- write meaningful names,
- write good functions,
- handle comments,
- deal with objects and data structures,
- do proper error handling, and
- write unit tests
I recently reopened it to help me with a presentation and then I realized that this book is pure gold. Even though it was written in 1999, so much of it still applies. By reading this book, you will gain 30 years of test automation experience, seriously. To this day, I see people repeating all the mistakes that are listed in Software Test Automation. Some things you will learn are:
- Capture replay is not test automation
- Building maintainable tests
It’s funny how the books that have had the most impact on my automated functional testing were books on software development. At some point, all Automation Engineers reach a place where automation skills are no longer their Achilles heel. Rather, it’s a lack of understanding of good Object Oriented design and patterns to deal with common problems faced by all of us.
Yes, I was a QTP guru according to some, but I was not a great Test Automation Engineer. This book helped me to surpass any such impasse by covering fundamental design patterns such as:
- Factory Pattern – excellent for WebDriver initializations
- Strategy Pattern – excellent for different kinds of behaviors
- Other great object oriented design principles such as “programming to an interface and not an implementation.”
Selenium Design Patterns by Dima is one of the excellent software testing books that will teach you some very valuable automation design patterns, regardless of the tools that you use. You will learn:
- Hermetic Design Pattern
- Page Object Pattern
- Spaghetti Antipattern
- And much more
This is an excellent resource for test automation. Dorothy and Mark have a lot of experience and help you to overcome many hurdles when dealing with test automation. Even today, I still see people making a lot of mistakes that could be overcome by reading this resource. You will learn some valuable techniques for how to:
- prioritize automation
- what to automate
- how to automate
- management issues
- technical issues
- database automation
- regression testing in production
- automating the testing of complex government systems.
I originally picked up this book to become a better tester in general.
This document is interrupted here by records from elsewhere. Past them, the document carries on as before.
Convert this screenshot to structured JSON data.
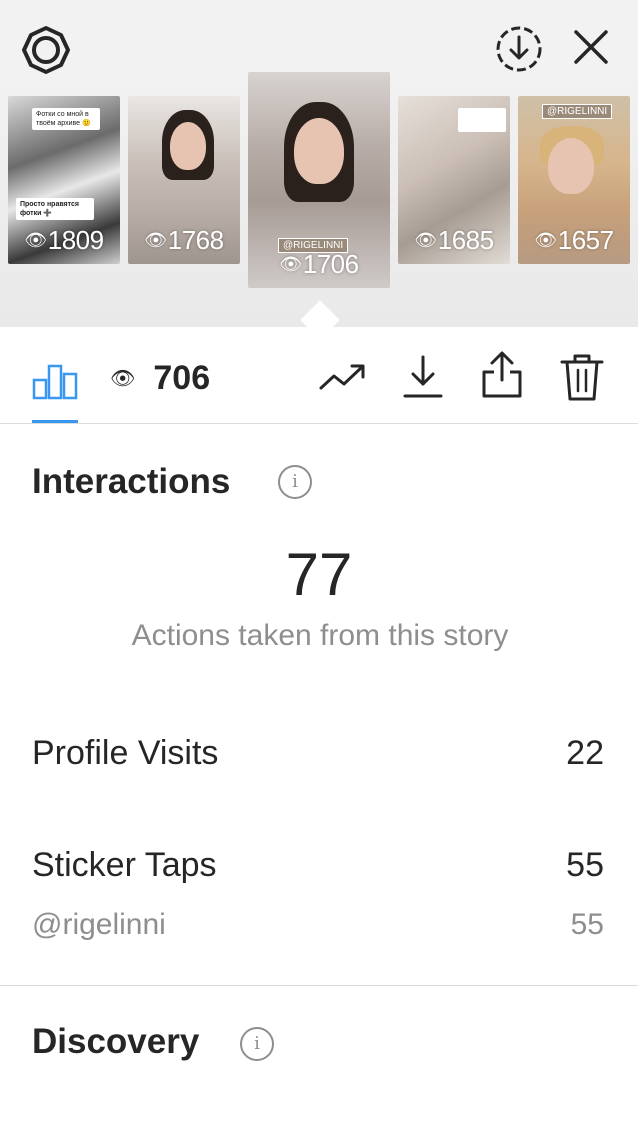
{
  "stories": [
    {
      "views": "1809",
      "note_a": "Фотки со мной в твоём архиве 🙂",
      "note_b": "Просто нравятся фотки ➕"
    },
    {
      "views": "1768"
    },
    {
      "views": "1706",
      "tag": "@RIGELINNI"
    },
    {
      "views": "1685"
    },
    {
      "views": "1657",
      "tag": "@RIGELINNI"
    }
  ],
  "eye_glyph": "👁",
  "views_total": "706",
  "interactions": {
    "title": "Interactions",
    "info": "i",
    "total": "77",
    "caption": "Actions taken from this story",
    "rows": [
      {
        "label": "Profile Visits",
        "value": "22"
      },
      {
        "label": "Sticker Taps",
        "value": "55"
      }
    ],
    "sub_rows": [
      {
        "label": "@rigelinni",
        "value": "55"
      }
    ]
  },
  "discovery": {
    "title": "Discovery",
    "info": "i"
  },
  "colors": {
    "accent": "#3897f0",
    "text": "#262626",
    "secondary": "#8e8e8e"
  }
}
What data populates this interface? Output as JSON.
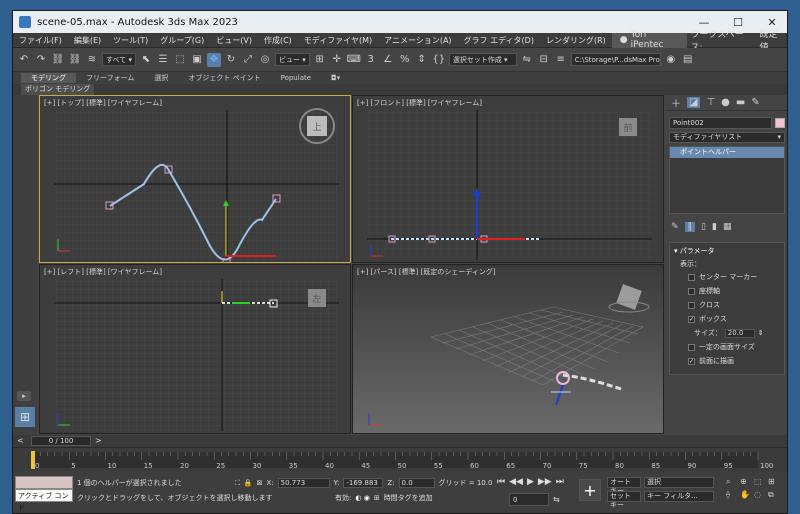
{
  "window": {
    "title": "scene-05.max - Autodesk 3ds Max 2023"
  },
  "menu": {
    "items": [
      "ファイル(F)",
      "編集(E)",
      "ツール(T)",
      "グループ(G)",
      "ビュー(V)",
      "作成(C)",
      "モディファイヤ(M)",
      "アニメーション(A)",
      "グラフ エディタ(D)",
      "レンダリング(R)"
    ],
    "user": "Tori iPentec",
    "workspace_label": "ワークスペース:",
    "workspace_value": "既定値"
  },
  "toolbar": {
    "filter": "すべて",
    "refcoord": "ビュー",
    "selection_set": "選択セット作成",
    "project_path": "C:\\Storage\\P...dsMax Project"
  },
  "ribbon": {
    "tabs": [
      "モデリング",
      "フリーフォーム",
      "選択",
      "オブジェクト ペイント",
      "Populate"
    ],
    "sub": "ポリゴン モデリング"
  },
  "viewports": {
    "top": "[+] [トップ] [標準] [ワイヤフレーム]",
    "front": "[+] [フロント] [標準] [ワイヤフレーム]",
    "left": "[+] [レフト] [標準] [ワイヤフレーム]",
    "persp": "[+] [パース] [標準] [既定のシェーディング]",
    "cube_top": "上",
    "cube_front": "前",
    "cube_left": "左"
  },
  "command_panel": {
    "object_name": "Point002",
    "modifier_list": "モディファイヤリスト",
    "stack_item": "ポイントヘルパー",
    "params_title": "パラメータ",
    "display_label": "表示：",
    "options": [
      {
        "label": "センター マーカー",
        "checked": false
      },
      {
        "label": "座標軸",
        "checked": false
      },
      {
        "label": "クロス",
        "checked": false
      },
      {
        "label": "ボックス",
        "checked": true
      }
    ],
    "size_label": "サイズ：",
    "size_value": "20.0",
    "constant_size": {
      "label": "一定の画面サイズ",
      "checked": false
    },
    "draw_on_top": {
      "label": "前面に描画",
      "checked": true
    }
  },
  "timeline": {
    "frame_display": "0 / 100",
    "ticks": [
      "0",
      "5",
      "10",
      "15",
      "20",
      "25",
      "30",
      "35",
      "40",
      "45",
      "50",
      "55",
      "60",
      "65",
      "70",
      "75",
      "80",
      "85",
      "90",
      "95",
      "100"
    ]
  },
  "status": {
    "command_line": "アクティブ コンド",
    "message1": "1 個のヘルパーが選択されました",
    "message2": "クリックとドラッグをして、オブジェクトを選択し移動します",
    "x_label": "X:",
    "x_value": "50.773",
    "y_label": "Y:",
    "y_value": "-169.883",
    "z_label": "Z:",
    "z_value": "0.0",
    "grid": "グリッド = 10.0",
    "enabled": "有効:",
    "add_time_tag": "時間タグを追加",
    "frame": "0",
    "auto_key": "オート キー",
    "set_key": "セット キー",
    "selected": "選択",
    "key_filter": "キー フィルタ..."
  }
}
Although I am still reading this book, I have learned some valuable information. Some things that you will learn are:
- How to overcome barriers to test automation
- How to get testers engaged in agile development
- Where testers and QA managers fit on an agile team
- What to look for when hiring an agile tester
- How to transition from a traditional cycle to agile development
- Complete testing activities in short iterations
- How to use tests to successfully guide development
7) Refactoring: Improving the Design of Existing Code by Martin Fowler and Kent Beck
I don’t care what anyone says. A good Test Automation Engineer is a good programmer.
Now most of us may never work for Google developing Google Chrome, but we should have the capability to understand and write good code good code. More specifically, we should have the capability to design a maintainable, robust, and flexible test automation framework. Refactoring is the key to creating a flexible system.
The problem is that most Test Automation Engineers spend the majority of their time creating new automated functional tests while their old code rots. After a year of development, their automation grinds to a halt. In this book, you will learn:
- Bad smells in code
- The importance of refactoring
- Organizing data
- Making methods simpler
This is an excellent resource from Dave Haeffner that is purely focused on teaching you Selenium WebDriver. He goes through all of the pain points of working with Selenium and covers them one by one. Some topics that you will learn are:
- Getting Started
- Finding and Verifying Locators
- Your First Test
- Writing Maintainable Tests with Page Objects
- Writing Really Maintainable Tests with a Base Page Object